I have a confession: at the beginning of October, I had absolutely no idea what NaNoWriMo was. I’d heard the name, knew many thousands of writers got seriously over-excited about it once a year… and that was about it.
Somewhere in the back of my head, I had vague, unrealistic images of writers gathering in hotels and retreats all over America to churn out a novel in the space of a month. All very well and ambitious, I thought, and maybe one day, but not exactly achievable for a stressed and busy mum with a job to hold down and a husband who considered writing a hobby, not a career.
So, signing up for my very first attempt this year came as a bit of a surprise, and here are the top three things I learned by doing so:
1 – What’s it all about, anyway?
Earlier this year I joined Twitter (yes, yes, I know, slow to cotton onto the Technological Revolution or what) and NaNo was referenced all over the place. After clicking on a few links, I discovered the truth: NaNoWriMo takes place all over the world, with the online community providing support, advice and cheers or commiserations. It takes place in cafes and living rooms and offices and anywhere people can sneak in a few minutes writing time as they try to meet the daily target of 1,667 words of their first draft each day. Meet that target, and you’ll hit the Holy Grail of 50,000 words and a completed novel by the end of the month. Well, in some genres – in my preferred fantasy, that’s about half a novel.
2 – There’s nothing like a challenge to provide a little focus and get the creative juices flowing
Since that would still be half a novel more than I had at the time, I thought – why not? Sure, November’s a bit manic, what with deadlines at work, and Christmas and kids’ birthdays approaching. Oh yes, and I’m supposed to be moving house in November, and the Husband is away for work for two weeks so it’ll be chaos trying to keep house and kids ticking over. But hey, that’s just life.
Did I mention I’m a bit crazy for a good challenge?
Having signed up for the whole shebang – and announced it on Twitter and Facebook so I couldn’t back out without severe embarrassment – I realised I was going to have to pull my finger out. The WIP I’d been half-heartedly outlining and writing occasional scenes from needed a lot more work if it was going to turn into a fully-fledged novel by the end of November.
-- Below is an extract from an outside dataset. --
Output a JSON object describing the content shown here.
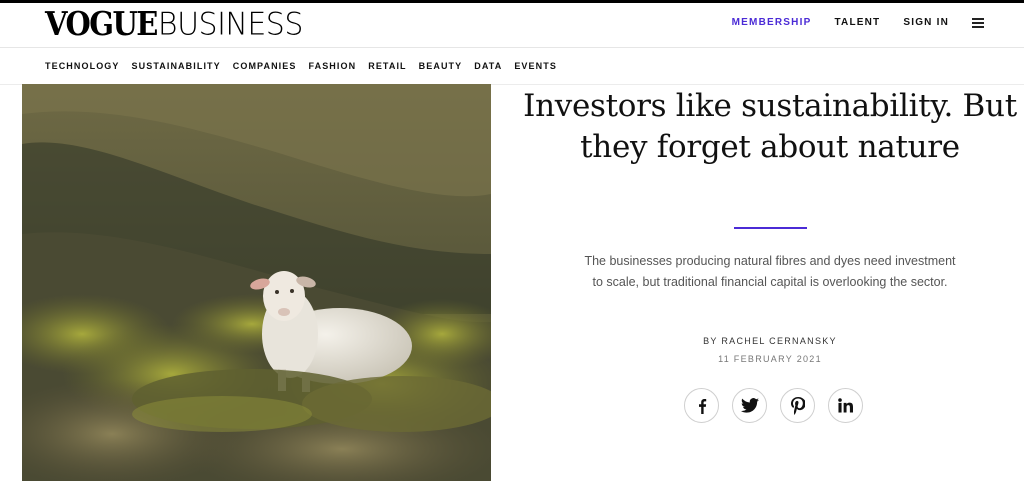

The time pressure of first finishing the outline in October, and then keeping the word count up on the first draft during NaNoWriMo itself was incredible. Locking away the inner editor (and outer perfectionist) is a must, or you just get too hung up on whether what you’ve done is any good to keep pushing forwards. When the plot gets stuck or you’ve written yourself into a corner, instead of going to sulk and vegetate until inspiration strikes, you have to force yourself to move it forward. What if became two of my favourite words, and whenever I had to stop and ask myself, I came up with answers that surprised me, sometimes even delighted me, and certainly advanced the story.
3 – Writing is revision
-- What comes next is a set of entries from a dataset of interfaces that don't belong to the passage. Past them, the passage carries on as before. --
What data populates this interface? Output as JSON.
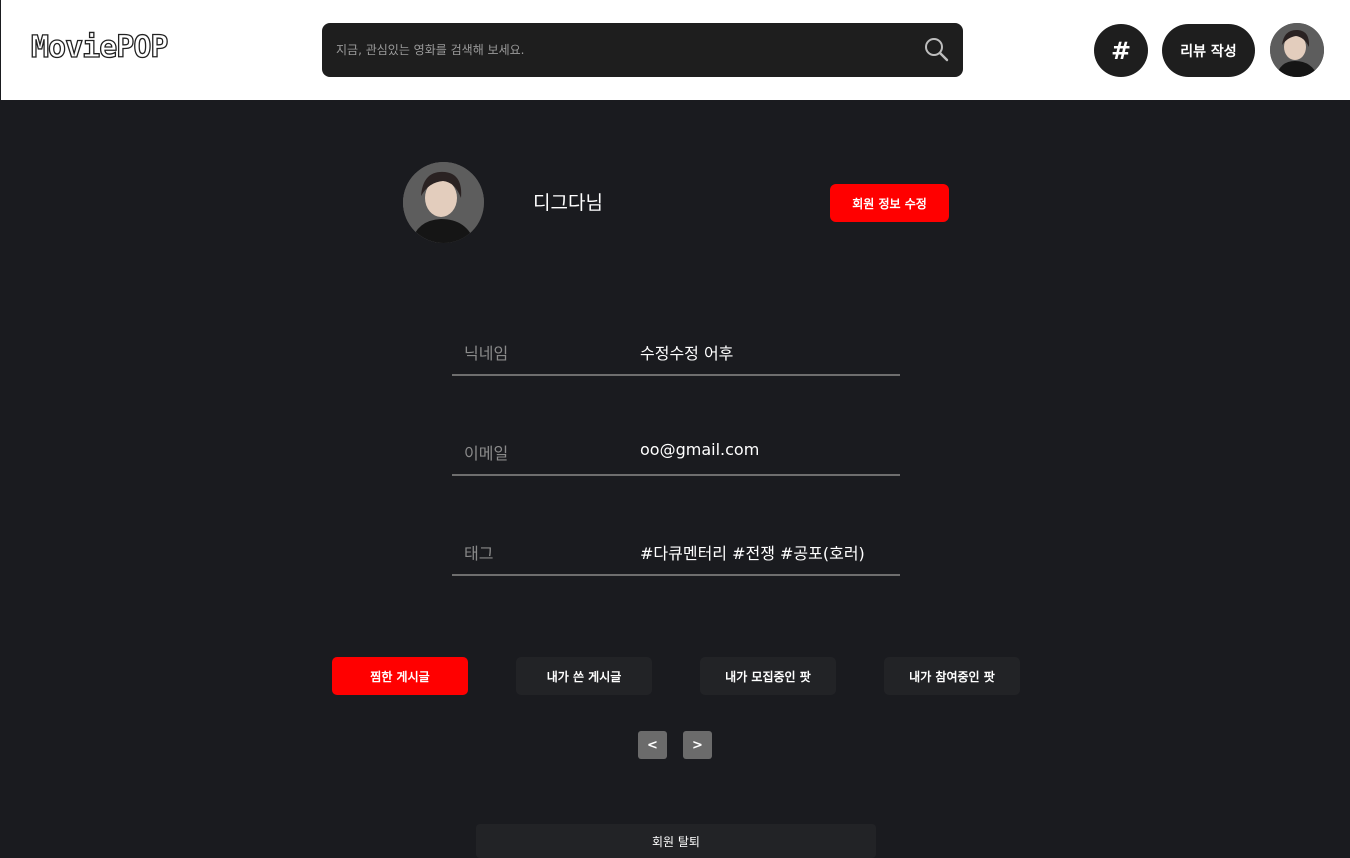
{
  "header": {
    "logo": "MoviePOP",
    "search": {
      "placeholder": "지금, 관심있는 영화를 검색해 보세요.",
      "value": ""
    },
    "hash_label": "#",
    "review_label": "리뷰 작성"
  },
  "profile": {
    "username": "디그다님",
    "edit_label": "회원 정보 수정"
  },
  "fields": [
    {
      "label": "닉네임",
      "value": "수정수정 어후"
    },
    {
      "label": "이메일",
      "value": "oo@gmail.com"
    },
    {
      "label": "태그",
      "value": "#다큐멘터리 #전쟁 #공포(호러)"
    }
  ],
  "tabs": [
    {
      "label": "찜한 게시글",
      "active": true
    },
    {
      "label": "내가 쓴 게시글",
      "active": false
    },
    {
      "label": "내가 모집중인 팟",
      "active": false
    },
    {
      "label": "내가 참여중인 팟",
      "active": false
    }
  ],
  "pagination": {
    "prev": "<",
    "next": ">"
  },
  "withdraw_label": "회원 탈퇴",
  "colors": {
    "accent": "#ff0000",
    "background": "#1a1b1f",
    "header_bg": "#ffffff",
    "button_bg": "#1e1e1e"
  }
}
Yes, I know. That sounds like a horribly sucky lesson to have taken away. But in actual fact, it was the most important and liberating thing I learnt this November.
Writing blogs, Pinterest, Twitter and the NaNoWriMo community said it over and over again: the first draft will always, always, be terrible. Published authors said it, including several who have genuinely made me speechless because of how good their stories are.
Its’s so important, I’m going to say it again: First drafts are rubbish.
Once you accept it, the pressure is off. You can just write, get the story down, knowing you’ll be coming back to solve all the problems and plot holes at a later stage. Got a character who developed a complicated backstory halfway through? Fix it in revision. Changed the capital city’s name in Chapter 16? Fix it in revision. Supposed love interest or sidekick turned out to be the antagonist? You got it…
And at the end of the drafting process (which may not be at the end of November, even if you hit the 50K target) you will have something you might never have expected: A complete manuscript. One which needs a lot of work, sure. But you finished the story. And that’s got to be worth an awful lot of revision.
Oh, and in case you’re wondering? I made it, despite all those real-life complications. Over 67,000 words by the end of November, and having developed the habit of daily writing I’ve carried on (at a slightly slower pace) and I’m now up to almost 74K.